When it comes down to the best user experience, single sign-on (SSO) remains the foundational technology of low friction access. But while SSO continues to have the potential to reduce authentication demands significantly, the variability of situations (primarily location & device) and variety of resources (sensitivity and source) often span beyond SSO’s limits . That moves us to authentication technologies themselves, which ultimately leads to a focus on passwordless solutions. Why? Beyond usability, this technology provides meaningful security benefits in potentially transformative ways.
Remembering credentials – remembering credentials is hard. Before today's ocean of cloud and eCommerce services existed, I had ten or so credential sets that had to be maintained. At work, SSO covered a lot of the complexity, and personally, there simply wasn't a lot of online services like Amazon and eBay that I interacted with. Today is totally different.
Doing a quick check into my browser's credential stuffer, it says that it's storing 430 credentials. Perusing through the list of them, it's clear that at least 100 of them are variations of overlapping domains. It's so much more than most any other person or I can effectively manage. In fact, on several occasions, I've thought about using a password manager, but I have a fair number of native mobile apps that front ends to a variety of services, so at the end of the day, a password manager can only take my passwords so far in usability. It's also disconcerting each time a password manager shows up in the news for a breach.
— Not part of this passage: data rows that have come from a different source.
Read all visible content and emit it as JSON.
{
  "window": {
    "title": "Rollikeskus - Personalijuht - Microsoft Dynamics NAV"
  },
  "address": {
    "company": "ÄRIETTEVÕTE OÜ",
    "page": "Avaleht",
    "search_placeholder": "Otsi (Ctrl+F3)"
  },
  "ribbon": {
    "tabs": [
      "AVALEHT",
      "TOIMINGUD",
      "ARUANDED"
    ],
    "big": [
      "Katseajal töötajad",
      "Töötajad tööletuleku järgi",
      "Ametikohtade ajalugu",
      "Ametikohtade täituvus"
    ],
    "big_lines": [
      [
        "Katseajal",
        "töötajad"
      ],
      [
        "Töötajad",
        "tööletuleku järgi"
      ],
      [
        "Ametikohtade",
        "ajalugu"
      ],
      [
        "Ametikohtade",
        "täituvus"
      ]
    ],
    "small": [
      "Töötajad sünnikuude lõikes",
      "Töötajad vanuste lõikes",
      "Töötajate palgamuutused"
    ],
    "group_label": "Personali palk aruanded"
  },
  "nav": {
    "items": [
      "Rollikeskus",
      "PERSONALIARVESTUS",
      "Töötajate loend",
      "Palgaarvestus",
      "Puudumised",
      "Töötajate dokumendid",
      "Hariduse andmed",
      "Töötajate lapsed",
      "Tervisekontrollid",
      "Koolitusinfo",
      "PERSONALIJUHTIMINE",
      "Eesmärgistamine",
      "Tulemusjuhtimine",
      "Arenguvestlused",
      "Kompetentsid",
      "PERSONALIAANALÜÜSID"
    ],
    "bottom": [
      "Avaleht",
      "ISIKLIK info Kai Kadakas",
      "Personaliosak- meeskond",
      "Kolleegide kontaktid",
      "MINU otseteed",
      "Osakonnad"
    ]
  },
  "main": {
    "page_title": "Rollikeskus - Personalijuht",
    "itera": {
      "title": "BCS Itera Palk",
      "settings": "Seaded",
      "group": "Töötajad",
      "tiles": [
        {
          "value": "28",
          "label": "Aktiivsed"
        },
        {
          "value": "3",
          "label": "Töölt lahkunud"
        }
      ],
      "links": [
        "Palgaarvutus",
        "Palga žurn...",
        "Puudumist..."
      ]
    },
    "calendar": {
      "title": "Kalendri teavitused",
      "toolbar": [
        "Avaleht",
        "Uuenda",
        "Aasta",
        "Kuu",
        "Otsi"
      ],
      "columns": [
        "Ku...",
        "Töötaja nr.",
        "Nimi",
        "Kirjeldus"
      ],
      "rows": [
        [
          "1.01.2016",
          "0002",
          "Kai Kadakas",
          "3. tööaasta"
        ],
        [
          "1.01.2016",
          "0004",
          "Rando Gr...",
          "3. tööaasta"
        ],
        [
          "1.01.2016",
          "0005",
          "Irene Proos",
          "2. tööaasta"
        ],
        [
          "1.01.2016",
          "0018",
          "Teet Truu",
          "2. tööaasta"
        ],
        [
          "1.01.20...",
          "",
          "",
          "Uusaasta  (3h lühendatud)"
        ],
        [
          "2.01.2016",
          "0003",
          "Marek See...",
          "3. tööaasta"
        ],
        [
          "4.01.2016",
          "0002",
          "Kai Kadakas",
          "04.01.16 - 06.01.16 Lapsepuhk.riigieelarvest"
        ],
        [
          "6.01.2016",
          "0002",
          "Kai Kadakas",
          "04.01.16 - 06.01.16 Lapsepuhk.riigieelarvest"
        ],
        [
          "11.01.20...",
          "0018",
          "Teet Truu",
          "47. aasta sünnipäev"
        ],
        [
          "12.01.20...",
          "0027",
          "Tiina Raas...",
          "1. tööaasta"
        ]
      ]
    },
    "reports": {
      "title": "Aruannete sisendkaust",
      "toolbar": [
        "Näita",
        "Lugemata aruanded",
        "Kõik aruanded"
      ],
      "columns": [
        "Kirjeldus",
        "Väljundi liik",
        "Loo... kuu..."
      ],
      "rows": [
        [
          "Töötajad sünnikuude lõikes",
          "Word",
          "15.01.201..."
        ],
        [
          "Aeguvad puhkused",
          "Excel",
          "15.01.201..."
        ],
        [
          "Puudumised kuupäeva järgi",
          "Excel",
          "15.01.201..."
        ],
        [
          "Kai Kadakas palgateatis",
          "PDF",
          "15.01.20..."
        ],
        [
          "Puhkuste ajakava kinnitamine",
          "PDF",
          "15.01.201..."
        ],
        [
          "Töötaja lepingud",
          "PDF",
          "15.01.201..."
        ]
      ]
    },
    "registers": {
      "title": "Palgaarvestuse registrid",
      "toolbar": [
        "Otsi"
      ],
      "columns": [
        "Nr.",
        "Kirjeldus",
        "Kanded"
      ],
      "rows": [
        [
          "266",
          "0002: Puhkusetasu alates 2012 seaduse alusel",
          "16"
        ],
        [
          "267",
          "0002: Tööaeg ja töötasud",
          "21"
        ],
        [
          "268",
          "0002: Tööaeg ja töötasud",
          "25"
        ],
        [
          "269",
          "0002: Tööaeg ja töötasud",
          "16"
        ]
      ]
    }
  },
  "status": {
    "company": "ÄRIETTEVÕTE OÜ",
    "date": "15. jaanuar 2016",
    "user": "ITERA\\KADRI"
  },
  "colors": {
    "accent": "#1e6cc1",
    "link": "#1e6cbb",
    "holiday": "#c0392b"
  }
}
Imagine exposing your most sensitive information and resetting all those credentials.
Manual entry doesn’t fit the “anywhere” model – short and simple… entering credentials on the phone is an annoyance at best. What else needs to be said? The whole experience is prone to fat-fingered or mistaken voice recognition, which is a hassle to edit. For apps that support it, I move to fingerprint identification as fast as possible to get away from entering credentials manually.
More effective security – over the years, as I tried to stay on top of my credentials for at least my most commonly used services, there were three instances where I was bitten by shared credentials; meaning that when one of the services that I was using was breached, the common credential set was used to breach another. Sharing credentials are the most common tool that people use to drive down the number of credentials that they have to remember. The issue is that shared credentials are a primary tool for hackers to breach systems. IT and security teams are especially concerned that their employees are bringing their personal passwords to their easily guessed workplace claim. It’s a serious problem that depends on employees spending extra effort to create something unique. Security teams mitigate this issue by enforcing complex password policies that their employees are not likely to carry over to their personal life. And yes, this is another example of security trumping usability, as well as the fact that passwords are both inconvenient as well as insecure.
Up next in Part 2
I’ve covered reasons why passwordless should be part of a broader strategy rather than leading it. And I’ve also illustrated from my own experiences the value someone gets as they migrate to a passwordless paradigm. In Moving Passwordless Beyond a Short-Term Itch part 2, I review several passwordless options and observations about their role in the future of access management.